- Gross TL, Ihrke PJ, Walder EJ, Affolter VK. Skin Diseases of the Dog and Cat: Clinical and Histopathology Diagnosis. 2nd ed. Ames, IA: Blackwell Science Ltd; 2005:604-640.
- Wiener DJ. Histologic features of hair follicle neoplasms and cysts in dogs and cats: a diagnostic guide. J Vet Diagn Invest 2021;33:479–497.
- Masserdotti C, Ubbiali FA. Fine needle aspiration cytology of pilomatricoma in three dogs. Vet Clin Pathol. 2002;31:22-25.
- Adedeji AO, Affolter VK, Christopher MM. Cytologic features of cutaneous follicular tumors and cysts in dogs. Vet Clin Pathol 2017;46:143–150.

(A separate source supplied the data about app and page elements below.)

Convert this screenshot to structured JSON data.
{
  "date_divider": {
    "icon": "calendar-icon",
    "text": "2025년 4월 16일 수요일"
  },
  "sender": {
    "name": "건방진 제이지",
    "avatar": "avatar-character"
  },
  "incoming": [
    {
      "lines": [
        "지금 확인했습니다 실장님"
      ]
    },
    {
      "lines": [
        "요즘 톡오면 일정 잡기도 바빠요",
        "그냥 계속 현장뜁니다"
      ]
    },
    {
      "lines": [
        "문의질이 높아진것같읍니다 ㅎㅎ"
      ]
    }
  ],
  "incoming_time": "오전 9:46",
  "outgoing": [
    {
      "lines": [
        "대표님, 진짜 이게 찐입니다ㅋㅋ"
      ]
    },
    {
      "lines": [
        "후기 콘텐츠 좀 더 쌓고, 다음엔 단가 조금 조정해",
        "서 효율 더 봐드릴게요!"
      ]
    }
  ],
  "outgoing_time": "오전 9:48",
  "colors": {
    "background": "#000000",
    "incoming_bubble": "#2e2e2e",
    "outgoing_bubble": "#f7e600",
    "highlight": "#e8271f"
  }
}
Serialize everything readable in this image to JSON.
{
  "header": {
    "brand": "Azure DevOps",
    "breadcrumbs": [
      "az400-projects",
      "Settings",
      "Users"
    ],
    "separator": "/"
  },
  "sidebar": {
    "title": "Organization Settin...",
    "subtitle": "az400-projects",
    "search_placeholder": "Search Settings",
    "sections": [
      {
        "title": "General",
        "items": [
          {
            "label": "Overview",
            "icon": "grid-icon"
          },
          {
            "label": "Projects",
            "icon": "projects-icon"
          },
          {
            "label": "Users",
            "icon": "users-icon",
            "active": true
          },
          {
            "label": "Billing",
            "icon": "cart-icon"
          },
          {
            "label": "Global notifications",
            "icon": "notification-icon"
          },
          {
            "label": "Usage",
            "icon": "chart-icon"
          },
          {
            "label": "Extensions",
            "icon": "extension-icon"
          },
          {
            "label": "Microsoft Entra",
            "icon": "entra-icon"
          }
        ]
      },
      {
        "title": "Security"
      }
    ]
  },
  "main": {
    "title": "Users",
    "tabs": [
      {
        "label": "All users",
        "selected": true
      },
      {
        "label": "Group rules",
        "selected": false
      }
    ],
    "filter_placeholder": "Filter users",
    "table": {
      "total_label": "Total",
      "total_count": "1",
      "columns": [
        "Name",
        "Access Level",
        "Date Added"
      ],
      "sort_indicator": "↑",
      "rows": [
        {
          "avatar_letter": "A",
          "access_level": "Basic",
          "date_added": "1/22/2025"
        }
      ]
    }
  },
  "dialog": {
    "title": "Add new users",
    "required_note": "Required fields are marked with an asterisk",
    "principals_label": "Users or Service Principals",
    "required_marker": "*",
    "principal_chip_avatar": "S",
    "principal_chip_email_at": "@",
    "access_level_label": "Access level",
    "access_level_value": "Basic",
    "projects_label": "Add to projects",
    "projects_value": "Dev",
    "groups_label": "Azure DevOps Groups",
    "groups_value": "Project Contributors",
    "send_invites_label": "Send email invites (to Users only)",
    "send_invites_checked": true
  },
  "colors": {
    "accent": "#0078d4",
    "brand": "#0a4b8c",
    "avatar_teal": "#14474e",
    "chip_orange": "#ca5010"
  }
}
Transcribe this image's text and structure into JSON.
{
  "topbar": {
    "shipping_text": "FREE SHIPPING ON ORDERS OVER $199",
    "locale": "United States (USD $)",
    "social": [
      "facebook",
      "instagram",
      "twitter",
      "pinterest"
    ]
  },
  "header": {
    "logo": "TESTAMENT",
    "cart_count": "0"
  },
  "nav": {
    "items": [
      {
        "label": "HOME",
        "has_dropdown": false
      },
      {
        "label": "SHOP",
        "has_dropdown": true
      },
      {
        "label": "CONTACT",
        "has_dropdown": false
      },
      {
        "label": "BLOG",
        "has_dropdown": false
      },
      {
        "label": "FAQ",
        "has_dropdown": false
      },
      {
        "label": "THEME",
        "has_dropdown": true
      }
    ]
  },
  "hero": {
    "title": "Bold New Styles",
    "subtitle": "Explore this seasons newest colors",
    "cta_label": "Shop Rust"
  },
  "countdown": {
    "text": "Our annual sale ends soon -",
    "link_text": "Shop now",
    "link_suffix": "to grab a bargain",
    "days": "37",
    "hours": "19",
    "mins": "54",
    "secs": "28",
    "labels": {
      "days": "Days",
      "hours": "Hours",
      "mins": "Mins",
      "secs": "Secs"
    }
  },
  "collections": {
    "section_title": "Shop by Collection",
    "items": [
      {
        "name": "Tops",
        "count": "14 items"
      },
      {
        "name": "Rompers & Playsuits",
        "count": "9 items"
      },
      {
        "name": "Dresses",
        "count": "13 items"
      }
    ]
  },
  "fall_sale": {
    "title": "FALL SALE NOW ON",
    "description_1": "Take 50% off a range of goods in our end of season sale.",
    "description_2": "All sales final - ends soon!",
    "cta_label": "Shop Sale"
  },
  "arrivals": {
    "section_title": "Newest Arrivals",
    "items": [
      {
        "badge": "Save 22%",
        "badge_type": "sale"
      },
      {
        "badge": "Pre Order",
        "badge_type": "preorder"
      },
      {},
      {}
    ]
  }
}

- Scott DW, Vogel JW, Fleis RI, Miller WH, Jr., Smith MC. Skin diseases in the alpaca (Vicugna pacos): a literature review and retrospective analysis of 68 cases (Cornell University 1997-2006). Vet Dermatol. 2011;22:2-16.9(6):1145-1158. doi:10.1016/j.ajpath.2019.02.00.
- Suedmeyer WK, Williams F, 3rd. Multiple trichoepitheliomas in an alpaca (Lama pacos). J Zoo Wildl Med. 2005;36:706-708.
- Newkirk KM, Frank LA. Multiple follicular cysts in four alpacas (Vicugna pacos). Vet Dermatol 2011;22:275–278.
- Aboellail TA, Waugh M, Harvey A, et al. Neoplasia and Proliferative Lesions of New World Camelids: A Systematic Literature Review and Retrospective Study of Cases Submitted to Colorado State University From 1995 to 2020. Front Vet Sci 2021;8:743498.
Author: T Stokol, JNSN Tran, KA Degiorgis